by Jean-Paul Jacqué
For quite some time now, voices have been raised in favour of a new revision of the treaties. In this context, the Spinelli Group has lately proposed a new Fundamental Law. During the last TEPSA Pre-Presidency Conference in Greece, a part of the debates was devoted to the possible revision of the Treaties. Are we now entering a new constitutional decade?
Drawing on the previous constitutional decade, three steps can be identified on the road to a new constitutional treaty.
1) First all, the developments in the EU institutional structure are often triggered by strong external or internal challenges. People do not fall in love with institutions. The institutions are only means to an end: created to solve concrete problems. The Treaty of Lisbon was an answer to the challenge of enlargement and several Intergovernmental Conferences (IGCs) were convened in order to find a solution. Can we identify such a global challenge now? Yes, we are discussing now issues such as the Euro governance, Energy policy, CFSP… But do these specific questions call for a global answer or merely light amendments through simplified procedure provided for in the Lisbon Treaty? A new treaty has to address a global challenge threatening the existence or the identity of the Union. For the time being, such specific challenges have not been aggregated yet to one global challenge. More studies are needed on how, on based on these specific challenges, a global view or vision on the future of the EU can be distilled. It is the only way to justify constitutional reform.
2) Second, after defining a vision for the future of the European Union, it is necessary to find a consensus on the institutional scope of the reform. In the previous decade ten years of exchanges between academics, lawyers from the EU institutions and Member States, and politicians were needed to build a consensus on shared ideas on a reform. The Convention was merely place where a preexisting consensus was expressed, the main ideas followed from the preceding exchanges.
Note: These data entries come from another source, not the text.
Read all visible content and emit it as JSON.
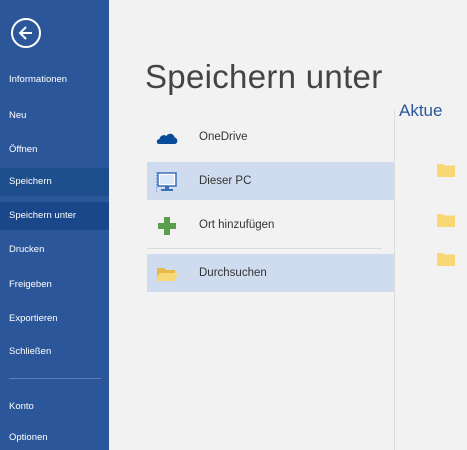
{
  "nav": {
    "items": [
      {
        "label": "Informationen"
      },
      {
        "label": "Neu"
      },
      {
        "label": "Öffnen"
      },
      {
        "label": "Speichern"
      },
      {
        "label": "Speichern unter"
      },
      {
        "label": "Drucken"
      },
      {
        "label": "Freigeben"
      },
      {
        "label": "Exportieren"
      },
      {
        "label": "Schließen"
      },
      {
        "label": "Konto"
      },
      {
        "label": "Optionen"
      }
    ]
  },
  "main": {
    "title": "Speichern unter",
    "locations": [
      {
        "label": "OneDrive",
        "icon": "onedrive-cloud-icon"
      },
      {
        "label": "Dieser PC",
        "icon": "computer-icon"
      },
      {
        "label": "Ort hinzufügen",
        "icon": "plus-icon"
      },
      {
        "label": "Durchsuchen",
        "icon": "folder-open-icon"
      }
    ],
    "recent_heading": "Aktue",
    "recent_folders": [
      "folder-icon",
      "folder-icon",
      "folder-icon"
    ]
  },
  "colors": {
    "nav_bg": "#2b579a",
    "nav_selected": "#1e4e8c",
    "location_selected": "#cfdcef",
    "accent": "#2b579a",
    "folder": "#f8d775"
  }
}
3) The third step is to explain the necessity and the content of the reform to the citizens. This step was omitted in the process leading up to the Constitutional Treaty and we have seen the end result. Conveying the message of the necessity and content of reforming the EU is difficult during a period of crisis in which the EU is often viewed as a punishing body pushing to implement unpopular economic reforms. It is the duty of the candidates for the next European election to raise such questions in their election campaign. There is no need to open theoretical discussions on institutional reform, but to start explaining how concrete difficulties can only be tackled with a change in EU’s governance structure. The main focus of the debate should not be on institutions, but on concrete measures aimed at improving the life of citizens. The treaty change should address current concerns such as migration and terrorism. If you can demonstrate that the treaties need to be changed to overcome also these challenges, you can win popular support for treaty change.
Finally, the promotion of reform requires a window of opportunity. Governments have currently no real appetite for reforming the EU. They recall the saga of the last treaty revision and fear to open a Pandora box again. The appetite for reform is also linked to the next UK election. In case of a victory of the conservatives, a revision could be unavoidable but would probably be limited to satisfy the specific UK requests. This might not be a fertile ground for a global revision, but you can never say never. Nevertheless, it seems reasonable to assume it will not take less than a legislature devoted to reflection as well as public discussion before considering a reform process. If a global revision is needed, which is not yet sure, there will be a long process ahead.